Sometimes the best cure for a cough is in your kitchen, not the medicine cabinet. Bennett recommends hot tea with honey or even ice water to relieve symptoms. “There’s a little bit of evidence that dark chocolate can help a cough, too,” she says.
If you feel like you need something stronger, look for a single-ingredient medicine “so that you are not accidentally taking something that might have higher risk,” Bennett adds.
The same goes for other cold-related symptoms: The advice from the experts is to treat the individual symptoms you have and to avoid combination medicines — say, a pain reliever plus decongestant — which are more likely to come with unwanted side effects. Another tip: If you have high blood pressure, stay away from decongestants altogether. These work by narrowing blood vessels, which in turn can increase the pressure.

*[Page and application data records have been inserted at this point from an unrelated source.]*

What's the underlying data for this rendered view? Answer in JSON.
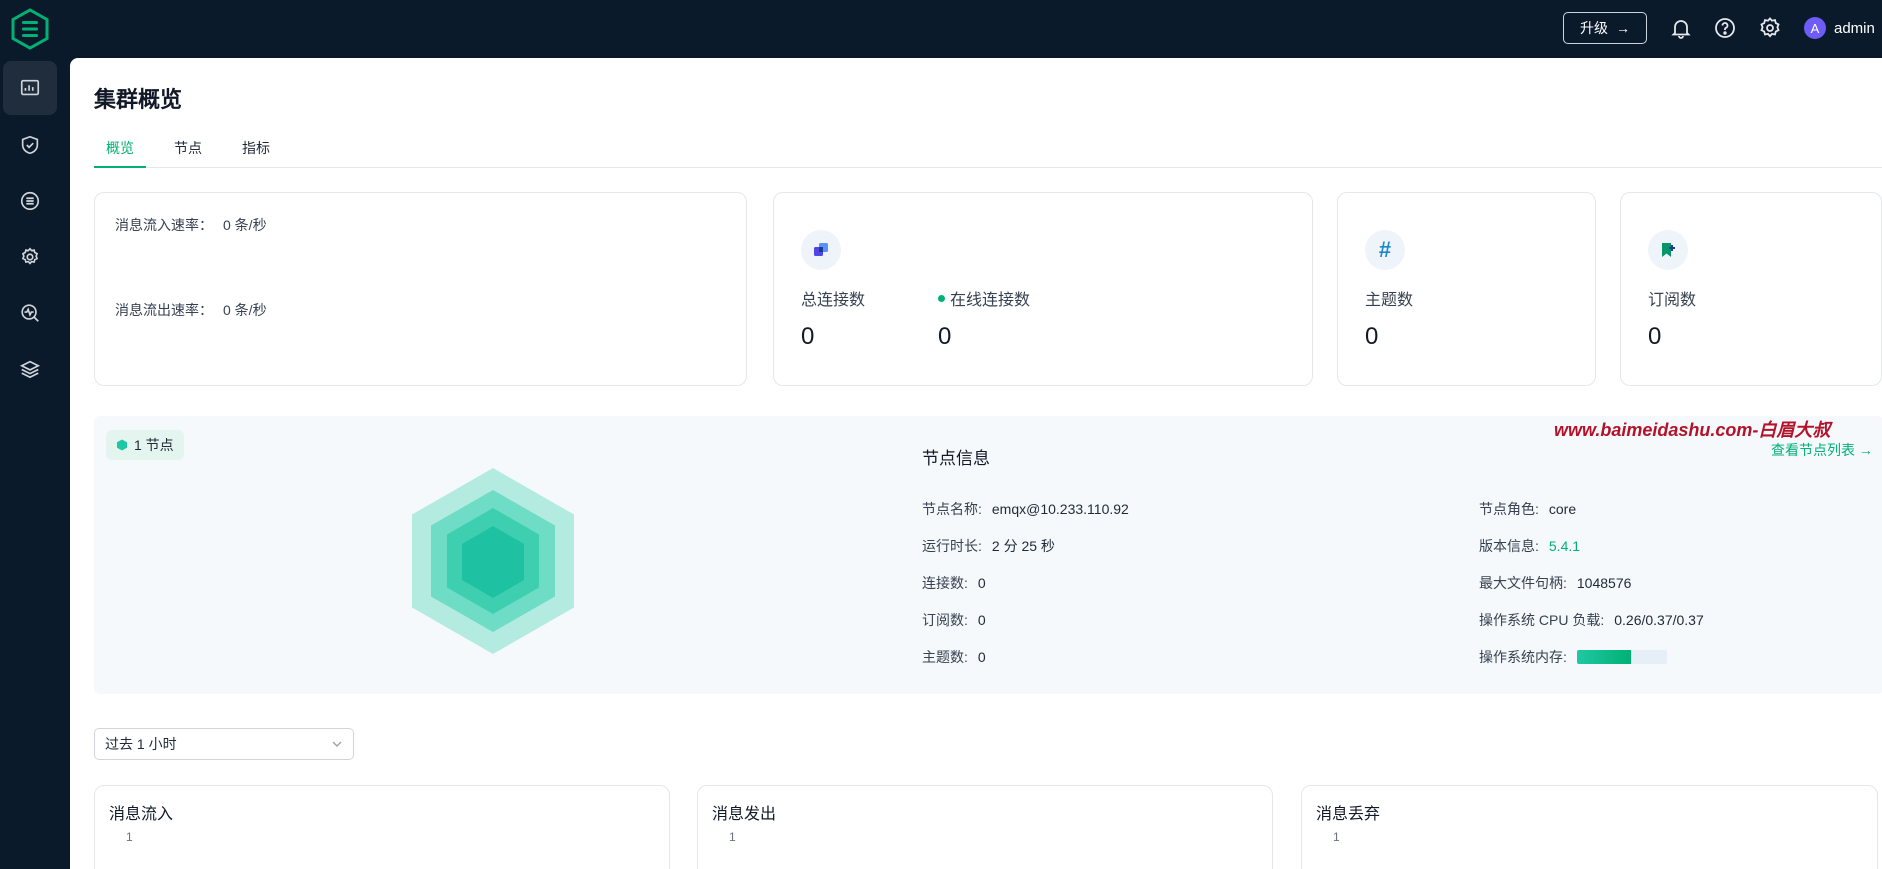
{
  "header": {
    "upgrade_label": "升级",
    "user_initial": "A",
    "user_name": "admin"
  },
  "page": {
    "title": "集群概览",
    "tabs": [
      "概览",
      "节点",
      "指标"
    ]
  },
  "rates": {
    "in_label": "消息流入速率：",
    "in_value": "0 条/秒",
    "out_label": "消息流出速率：",
    "out_value": "0 条/秒"
  },
  "stats": {
    "total_conn_label": "总连接数",
    "total_conn_value": "0",
    "online_conn_label": "在线连接数",
    "online_conn_value": "0",
    "topics_label": "主题数",
    "topics_value": "0",
    "subs_label": "订阅数",
    "subs_value": "0"
  },
  "node": {
    "badge": "1 节点",
    "title": "节点信息",
    "list_link": "查看节点列表 →",
    "watermark": "www.baimeidashu.com-白眉大叔",
    "left": [
      {
        "label": "节点名称:",
        "value": "emqx@10.233.110.92"
      },
      {
        "label": "运行时长:",
        "value": "2 分 25 秒"
      },
      {
        "label": "连接数:",
        "value": "0"
      },
      {
        "label": "订阅数:",
        "value": "0"
      },
      {
        "label": "主题数:",
        "value": "0"
      }
    ],
    "right": [
      {
        "label": "节点角色:",
        "value": "core"
      },
      {
        "label": "版本信息:",
        "value": "5.4.1"
      },
      {
        "label": "最大文件句柄:",
        "value": "1048576"
      },
      {
        "label": "操作系统 CPU 负载:",
        "value": "0.26/0.37/0.37"
      },
      {
        "label": "操作系统内存:",
        "value": ""
      }
    ],
    "memory_fraction": 0.6
  },
  "time_range": {
    "selected": "过去 1 小时"
  },
  "charts": [
    {
      "title": "消息流入",
      "tick": "1"
    },
    {
      "title": "消息发出",
      "tick": "1"
    },
    {
      "title": "消息丢弃",
      "tick": "1"
    }
  ],
  "colors": {
    "brand": "#00b173",
    "nav_bg": "#0b1a2b",
    "avatar": "#6e5cf6"
  },
  "icons": {
    "nav": [
      "dashboard-icon",
      "shield-icon",
      "integration-icon",
      "settings-gear-icon",
      "diagnose-icon",
      "extensions-icon"
    ],
    "top": [
      "bell-icon",
      "help-icon",
      "gear-icon"
    ]
  }
}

Is your cough due to COVID-19? A box or two of rapid tests — you can request several for free from the federal government — can come in handy. Confirming an infection and starting isolation can help you prevent spreading the virus to others. Learning your COVID status quickly also means you may be able to get a jump-start on any coronavirus treatments that help fight off severe disease.

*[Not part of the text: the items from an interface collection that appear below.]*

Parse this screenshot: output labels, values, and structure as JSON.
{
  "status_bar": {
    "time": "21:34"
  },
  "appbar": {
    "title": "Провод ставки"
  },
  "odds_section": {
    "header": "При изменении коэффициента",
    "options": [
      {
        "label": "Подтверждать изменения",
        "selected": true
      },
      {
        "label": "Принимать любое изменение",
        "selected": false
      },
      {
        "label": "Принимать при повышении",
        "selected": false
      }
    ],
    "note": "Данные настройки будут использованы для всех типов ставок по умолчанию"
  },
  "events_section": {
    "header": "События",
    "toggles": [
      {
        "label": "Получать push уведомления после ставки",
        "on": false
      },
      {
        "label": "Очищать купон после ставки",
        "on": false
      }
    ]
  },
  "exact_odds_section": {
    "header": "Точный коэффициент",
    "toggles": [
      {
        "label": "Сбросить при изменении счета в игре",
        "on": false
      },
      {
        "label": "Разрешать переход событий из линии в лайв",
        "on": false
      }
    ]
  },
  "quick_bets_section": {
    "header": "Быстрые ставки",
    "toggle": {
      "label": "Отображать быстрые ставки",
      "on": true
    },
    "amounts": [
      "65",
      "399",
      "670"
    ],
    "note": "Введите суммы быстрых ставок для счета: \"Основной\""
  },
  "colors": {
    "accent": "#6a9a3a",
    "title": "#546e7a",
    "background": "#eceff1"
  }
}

5. First-aid fixes
Adhesive bandages, gauze, antibiotic ointment, calamine lotion, hydrocortisone cream — these are all good things to have on hand for cuts, scrapes and run-ins with bugs and poison ivy.
If you have thin or sensitive skin — and skin does change with age — you may want to consider sensitive-skin bandages. This type of bandage is typically made of silicone or a less-sticky material “so that when you take it off, it doesn’t cause irritation,” Bennett says.
A note about vitamins and supplements
There isn’t a specific vitamin or supplement that older adults need to take, experts say, especially for people with a healthy diet. However, it’s not a bad idea to make sure you’re not vitamin D deficient (your doctor can diagnose this with a blood test), since vitamin D plays such an important role in bone health. Deficiency, which can be corrected with a supplement or extra sunshine, has also been linked to immune system disorders, heart disease, diabetes and some cancers.
Calcium is another supplement to consider, especially for women. But again, it’s important to make this decision with your health care provider, since “the more things you add to your list [of medications you take], the more likely something’s going to interact with something else,” Bennett says. “In general, a healthy balanced diet is the best way for your body to really do a good job of absorbing what it needs.”
Editor's note: This story, originally published June 7, 2021, has been updated.
Rachel Nania writes about health care and health policy for AARP. Previously she was a reporter and editor for WTOP radio in Washington, D.C. A recipient of a Gracie Award and a regional Edward R. Murrow Award, she also participated in a dementia fellowship with the National Press Foundation.